So, sad to hear of Johnny’s passing. He wasn’t well. And he had pushed it hard. For a long time. He had demons. And he tried hard to kill them – murdering parts of himself in the process. But he was one of those guys, you saw him play – he’d pop up here. And there. You’d hear him again on something new and he still had it. He seemed like he always would. You go back and play the best of his records – the work he did with others. The work he did on those fine solo albums. He fucking had it. Whatever it was he had he hurled it at ya. He could play the shit out of that thing. He blew my mind a few times.
If, at the end of the following exhaustive list, you the reader of these words feels unsatisfied, please don’t hesitate to contact us. Late Night Random Writing is open, Late, at Night and we can Write, Randomly, back to you. Answering in earnest those questions both dear to you and feared by you. The fingers hover near the keyboards always; there’s not a lot of questioning going on, so we’re ready – standing by. We’ll be your help, when all else seems to harm. We’ll be your guide through the tropical rain-forests of well-watered thought. We’ll be on your side, or at least, by your side. We’ll be there when no one else is near, when no one else seems to care, when no one else would dare, when anyone else should fear, when you’re out of beer, or (most of the time) just to help complete a rhyme. We’ll be the dog that fetches the stick: throw your question wide and deep, we’ll catch, bound toward you with an answer in our soggy warm breathe, our noses clear, shiny, damp, our eyes alert with faith and trust. We’ll pick up the phone on the first ring at a time when you weren’t even expecting us in. We’ll fast-post everything. We’ll be your glass of water, aha. We’ll be the wind beneath your wings, o mighty reader, oh yes, wherever you go whatever you do – we’ll be right here waiting for you. Our explanations are simple, concise, detailed, brief – but, more to the point – they’re more to the point. We’re the compass you need as you navigate through uncharted thought and we’re always pointing north. If you screw this up now you’ll receive a further five notices sent every month, dispatched perfectly at six-day intervals. We’ll also add in our extra-challenging set of answers for those questions that you might by now, finally, be prompted to ask. Gems amongst them include ‘No’, ‘Not a chance’ and ‘Never’. And the answer to your very first question after reading this has arrived. Here below, for you all now, simple, honest and true. Here goes: Because.

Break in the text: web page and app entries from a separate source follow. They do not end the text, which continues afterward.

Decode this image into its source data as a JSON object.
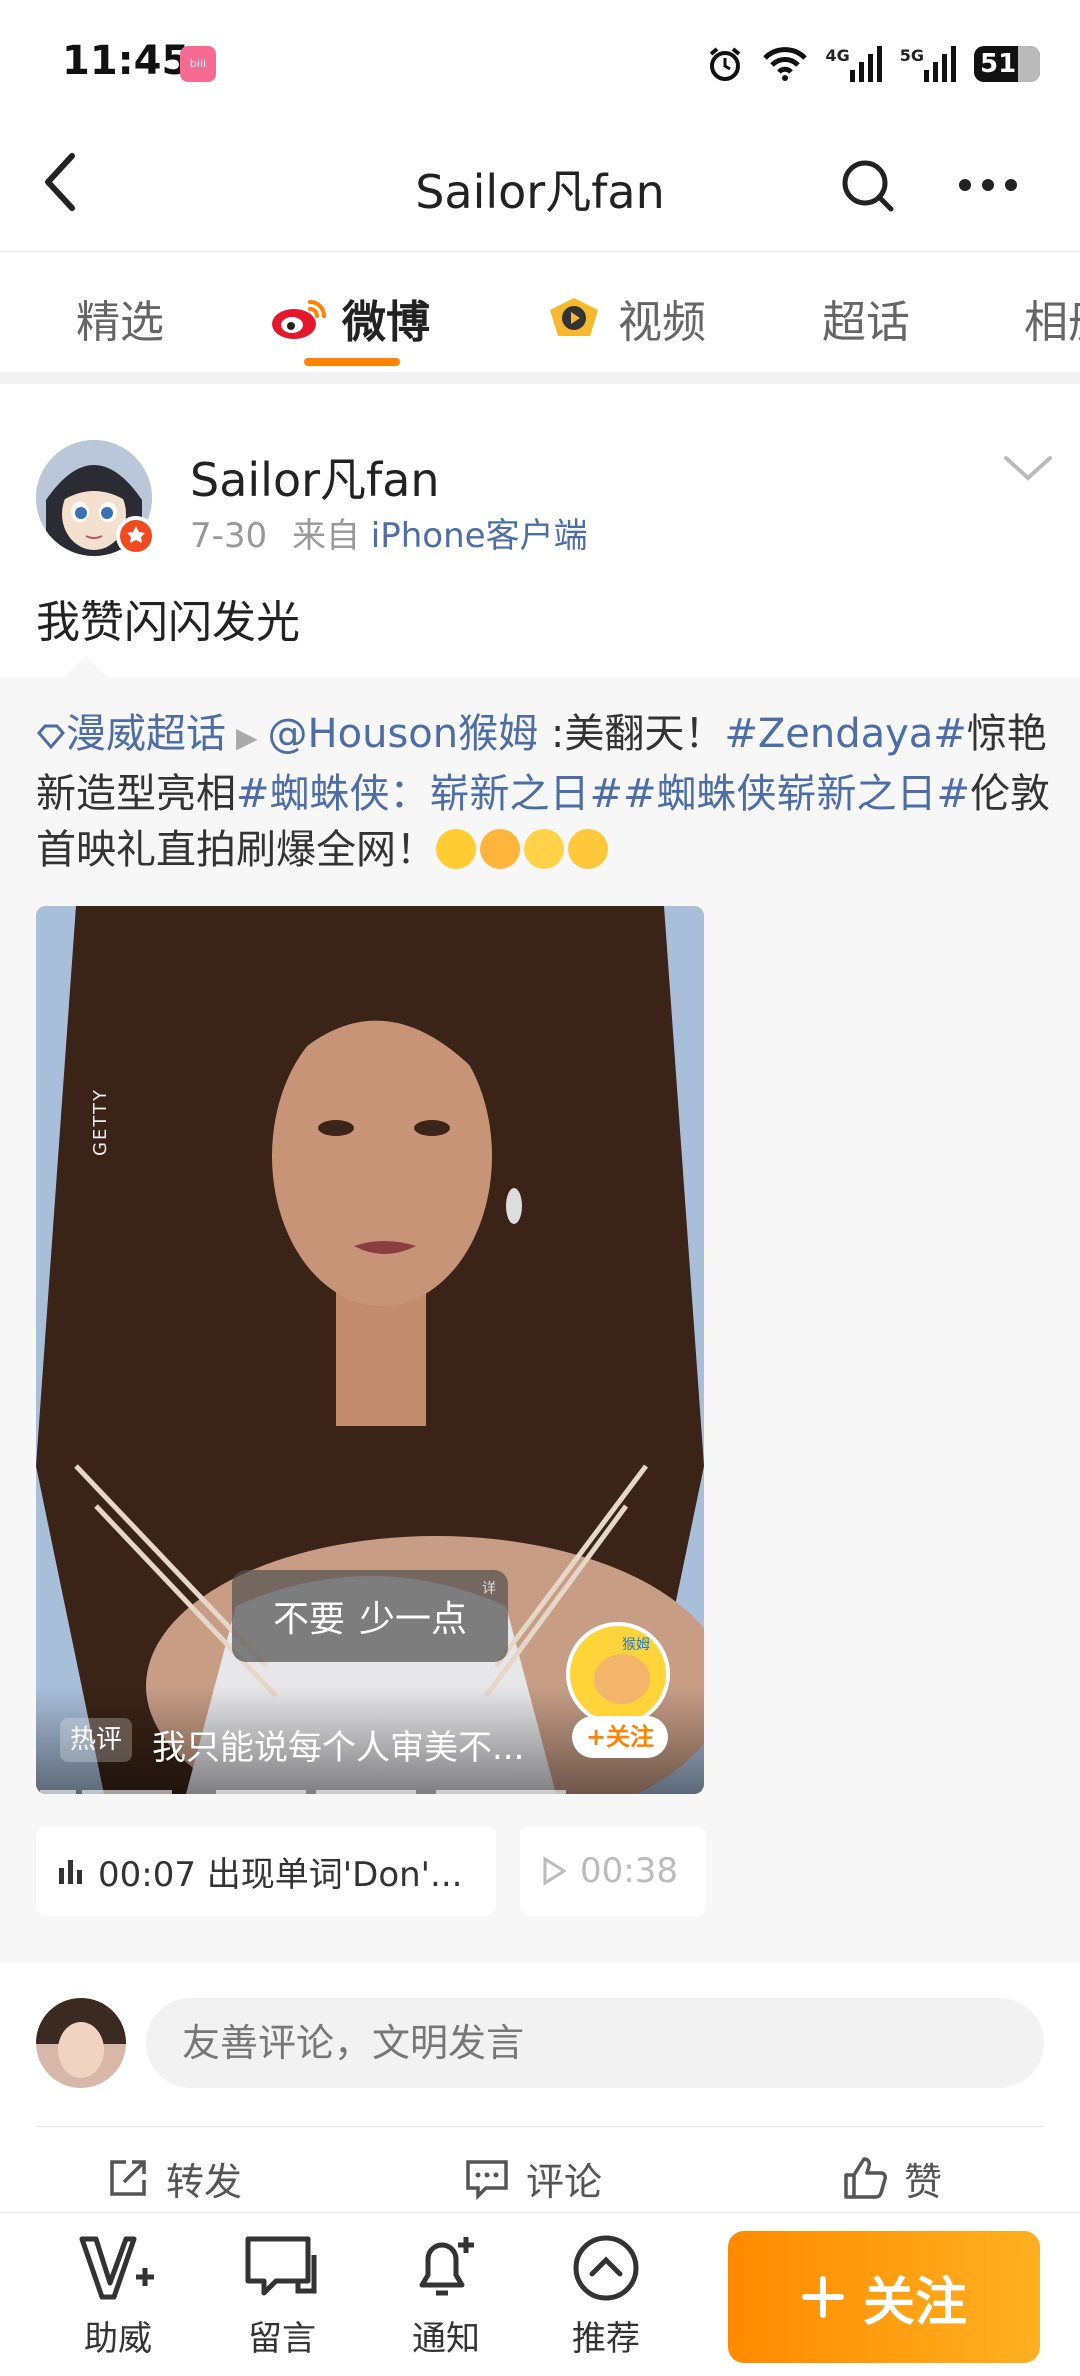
{
  "status_bar": {
    "time": "11:45",
    "battery": "51",
    "net_4g": "4G",
    "net_5g": "5G"
  },
  "nav": {
    "title": "Sailor凡fan"
  },
  "tabs": [
    {
      "label": "精选"
    },
    {
      "label": "微博"
    },
    {
      "label": "视频"
    },
    {
      "label": "超话"
    },
    {
      "label": "相册"
    }
  ],
  "post": {
    "author": "Sailor凡fan",
    "date": "7-30",
    "from_prefix": "来自",
    "source": "iPhone客户端",
    "text": "我赞闪闪发光"
  },
  "repost": {
    "topic": "漫威超话",
    "mention": "@Houson猴姆",
    "text_1": ":美翻天！",
    "tag_1": "#Zendaya#",
    "text_2": "惊艳新造型亮相",
    "tag_2": "#蜘蛛侠：崭新之日#",
    "tag_3": "#蜘蛛侠崭新之日#",
    "text_3": "伦敦首映礼直拍刷爆全网！",
    "video": {
      "watermark": "GETTY",
      "feedback_option_1": "不要",
      "feedback_option_2": "少一点",
      "feedback_tip": "详",
      "hot_tag": "热评",
      "hot_comment": "我只能说每个人审美不...",
      "mascot_label": "猴姆",
      "follow_chip": "+关注"
    },
    "chip_1": "00:07 出现单词'Don'...",
    "chip_2": "00:38"
  },
  "comment": {
    "placeholder": "友善评论，文明发言"
  },
  "actions": {
    "repost": "转发",
    "comment": "评论",
    "like": "赞"
  },
  "bottom_bar": {
    "item_1": "助威",
    "item_2": "留言",
    "item_3": "通知",
    "item_4": "推荐",
    "follow": "关注"
  },
  "colors": {
    "accent": "#ff8200",
    "link": "#4b6ea8"
  }
}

Good news today – Courtney Barnett will play a show at Auckland’s Kings Arms, Wednesday, September 17, 2014.
The only sad news about this tour announcement is it’s one show only. Just Auckland. No Wellington show. Well, we don’t have any venues anymore now do we…our own fault I guess.
Great news for NZ’s Courtney Barnett fans today. Particularly those in or close to Auckland. And still time to check out her album if you haven’t already. The show should be fantastic. Get along. Let me know what it’s like.